The Russian capital has become more hip, its post-Communist ennui replaced by fashionable new urban development. But this only serves as a distraction from Russia’s political problems – some of which are keeping Muscovites trapped at home.
Moscow is looking better than it has in decades.
When I first visited the city 25 years ago, it was the decaying capital of world communism. A decade later, during an unprecedented oil boom, Moscow had become a jungle of runaway real estate developments and monster traffic jams. Today the city is undergoing yet another transformation.
Returning to see friends this summer, I barely recognized the place. In the city’s historic center, bicycle lanes and broad granite sidewalks now squeeze out cars. Parking rules are strictly enforced, and outdoor advertising has largely vanished.
The changes are not only cosmetic. Gourmet burger joints, kosher restaurants, and craft beer pubs vie for the foot traffic. As a friend and I sat on one of the ubiquitous summer verandas one evening, quaint trams trundled by.

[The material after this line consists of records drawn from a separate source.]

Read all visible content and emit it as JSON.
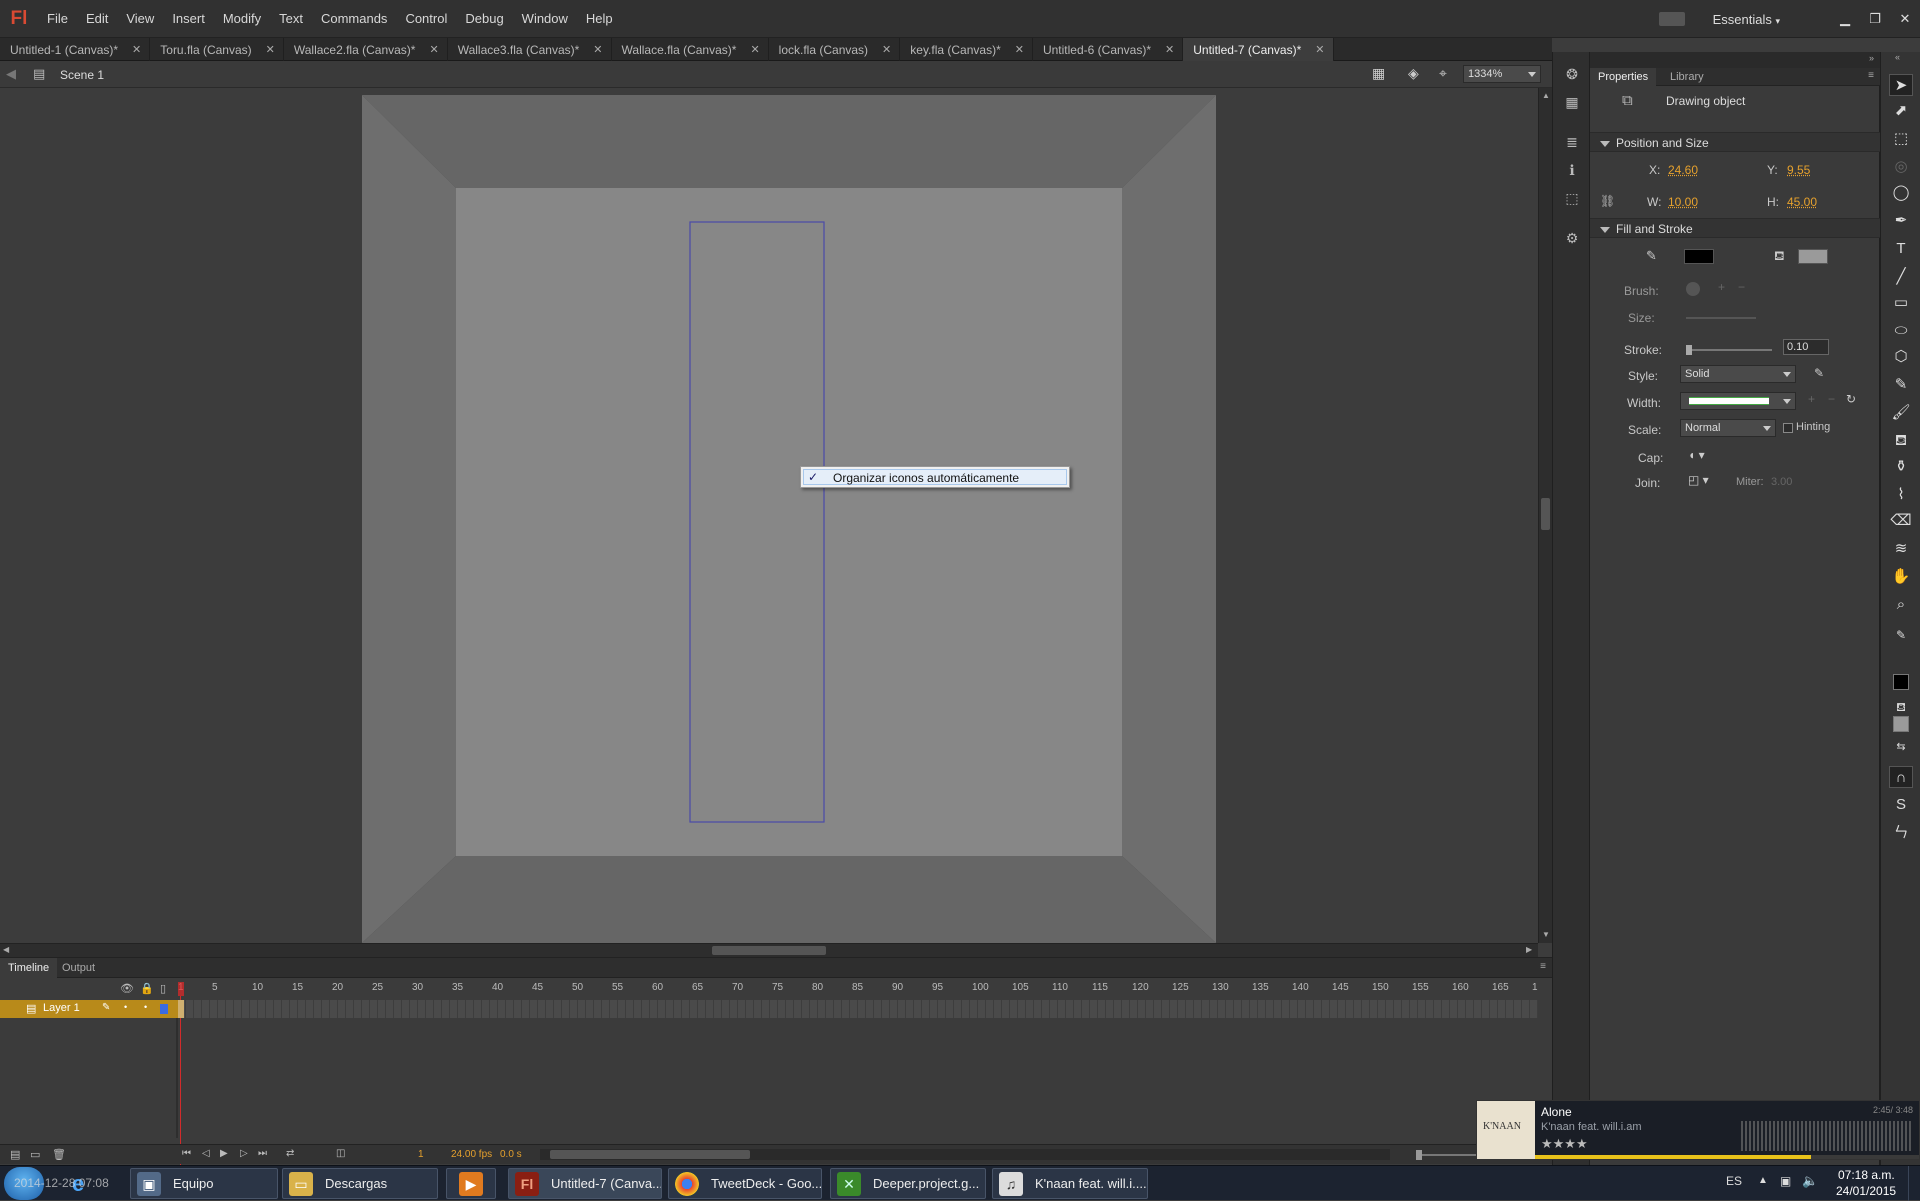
{
  "app": {
    "logo": "Fl"
  },
  "menu": [
    "File",
    "Edit",
    "View",
    "Insert",
    "Modify",
    "Text",
    "Commands",
    "Control",
    "Debug",
    "Window",
    "Help"
  ],
  "workspace": {
    "label": "Essentials"
  },
  "tabs": [
    {
      "label": "Untitled-1 (Canvas)*"
    },
    {
      "label": "Toru.fla (Canvas)"
    },
    {
      "label": "Wallace2.fla (Canvas)*"
    },
    {
      "label": "Wallace3.fla (Canvas)*"
    },
    {
      "label": "Wallace.fla (Canvas)*"
    },
    {
      "label": "lock.fla (Canvas)"
    },
    {
      "label": "key.fla (Canvas)*"
    },
    {
      "label": "Untitled-6 (Canvas)*"
    },
    {
      "label": "Untitled-7 (Canvas)*"
    }
  ],
  "editbar": {
    "scene": "Scene 1",
    "zoom": "1334%"
  },
  "context_menu": {
    "check": "✓",
    "item": "Organizar iconos automáticamente"
  },
  "timeline": {
    "tabs": [
      "Timeline",
      "Output"
    ],
    "layer": "Layer 1",
    "frames": [
      "1",
      "5",
      "10",
      "15",
      "20",
      "25",
      "30",
      "35",
      "40",
      "45",
      "50",
      "55",
      "60",
      "65",
      "70",
      "75",
      "80",
      "85",
      "90",
      "95",
      "100",
      "105",
      "110",
      "115",
      "120",
      "125",
      "130",
      "135",
      "140",
      "145",
      "150",
      "155",
      "160",
      "165",
      "1"
    ],
    "current_frame": "1",
    "fps": "24.00 fps",
    "time": "0.0 s"
  },
  "panel": {
    "tabs": [
      "Properties",
      "Library"
    ],
    "object_type": "Drawing object",
    "pos_section": "Position and Size",
    "x_label": "X:",
    "x": "24.60",
    "y_label": "Y:",
    "y": "9.55",
    "w_label": "W:",
    "w": "10.00",
    "h_label": "H:",
    "h": "45.00",
    "fill_section": "Fill and Stroke",
    "brush_label": "Brush:",
    "size_label": "Size:",
    "stroke_label": "Stroke:",
    "stroke": "0.10",
    "style_label": "Style:",
    "style": "Solid",
    "width_label": "Width:",
    "scale_label": "Scale:",
    "scale": "Normal",
    "hinting_label": "Hinting",
    "cap_label": "Cap:",
    "join_label": "Join:",
    "miter_label": "Miter:",
    "miter": "3.00"
  },
  "media": {
    "title": "Alone",
    "artist": "K'naan feat. will.i.am",
    "time": "2:45/ 3:48",
    "album_art_text": "K'NAAN"
  },
  "taskbar": {
    "tasks": [
      {
        "label": "Equipo"
      },
      {
        "label": "Descargas"
      },
      {
        "label": ""
      },
      {
        "label": "Untitled-7 (Canva..."
      },
      {
        "label": "TweetDeck - Goo..."
      },
      {
        "label": "Deeper.project.g..."
      },
      {
        "label": "K'naan feat. will.i...."
      }
    ],
    "overlay_text": "2014-12-28 07:08",
    "lang": "ES",
    "clock_time": "07:18 a.m.",
    "clock_date": "24/01/2015"
  },
  "colors": {
    "accent": "#e6a12d",
    "layer_row": "#b88a1a",
    "playhead": "#d12b2b",
    "selection": "#4a4aa8"
  }
}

Of course, Moscow’s incredible urban revival has its critics. Opposition politicians grumble that it’s a ploy to win over Moscow voters before parliamentary elections in September. Drivers complain that it’s even harder to get around. And small-time entrepreneurs are distraught that their street kiosks have been leveled in the name of beautification.
At the same time, it’s hard to find anybody who would deny that Moscow has become a more livable metropolis. Even as it continues to curtail Russians’ freedoms, the Kremlin is keeping open a safety valve for its most demanding and active citizens. President Vladimir Putin can’t forget the wave of anti-government protests that broke out five years ago, when tens of thousands of middle-class Muscovites took to the streets. The main job of Moscow mayor Sergei Sobyanin, a Putin loyalist, is to keep them from doing it again.
“Cognitive dissonance” was how one Russian friend described Moscow’s facelift. Like Dorian Gray, the Russian capital is putting on an attractive public face while the political regime ossifies behind the Kremlin walls.
On the flight to Moscow, I was amazed to read a newspaper exposé detailing shady customs schemes on the Finnish-Russian border. After landing, I found out that investigators had just searched the home of Andrei Belyaninov, the chief of the Federal Customs Service, finding shoeboxes filled with cash and valuable paintings. Two days later, the Russian president sacked seven regional leaders.
“Servants, Not Friends”
As the economy limps along, the competition for scarce resources is increasing among Russia’s ruling class, Stanislav Belkovsky, an acquaintance and political analyst, told me over brunch. “Putin wants servants, not friends,” Belkovsky said. “The firings aren’t political but psychological. He’s getting tired of his friends.”
Does that make people at the top unhappy? “Yes,” Belkovsky replied. “But it’s unclear what that dissatisfaction will turn into.”
Palace intrigue is a topic that most Russians would rather avoid. Instead, creative minds in Moscow are turning to abandoned industrial spaces to open art galleries and bike shops. I met a former investment banker who now sells custom-tailored shirts in an old chocolate factory. As the plunging ruble renders trips to Western Europe and the United States unaffordable, Moscow’s young globetrotters are creating havens for themselves at home.
Journalists are finding it difficult to work in the current political climate. I know a dozen Russian colleagues who have moved away in the past five years, and during my visit, one old friend was packing up to emigrate to Canada with his family. Among other concerns, the space for investigative and critical reporting is getting narrower: One colleague told me that newsmakers are increasingly reluctant to give interviews, and that more decisions are being made behind closed doors.
Putin is still very interested in Ukraine, said a friend who works for one of the last independent broadcasters in Russia. “I’m afraid there is going to be war. It’s unfinished business that has to be finished,” he said. “He’ll definitely return to Ukraine militarily. He won’t leave it alone.”
That’s not to say that all my friends in Moscow were overcome by doom and gloom, even if nobody was overjoyed about the current state of affairs. One acquaintance, a rising star in a large state company, told me defiantly that he’s happy to hold Russian citizenship because it’s one of the hardest nationalities to come by, especially compared with US or German citizenship. At the same time, he said, he can easily get a visa for anywhere while living and working in his native country.
Another friend, who works for the Eurasian Economic Union, Putin’s rival to the EU, mocked Western fears of an aggressive Russia and blamed the United States for sowing strife. “With the exception of the Baltics, are the former Soviet republics really better off now than before independence?” she asked. “Wouldn’t it be better to be together again?”
I took her question to be rhetorical and moved on. It was a warm summer evening on a veranda, and the trams reminded me of Prague.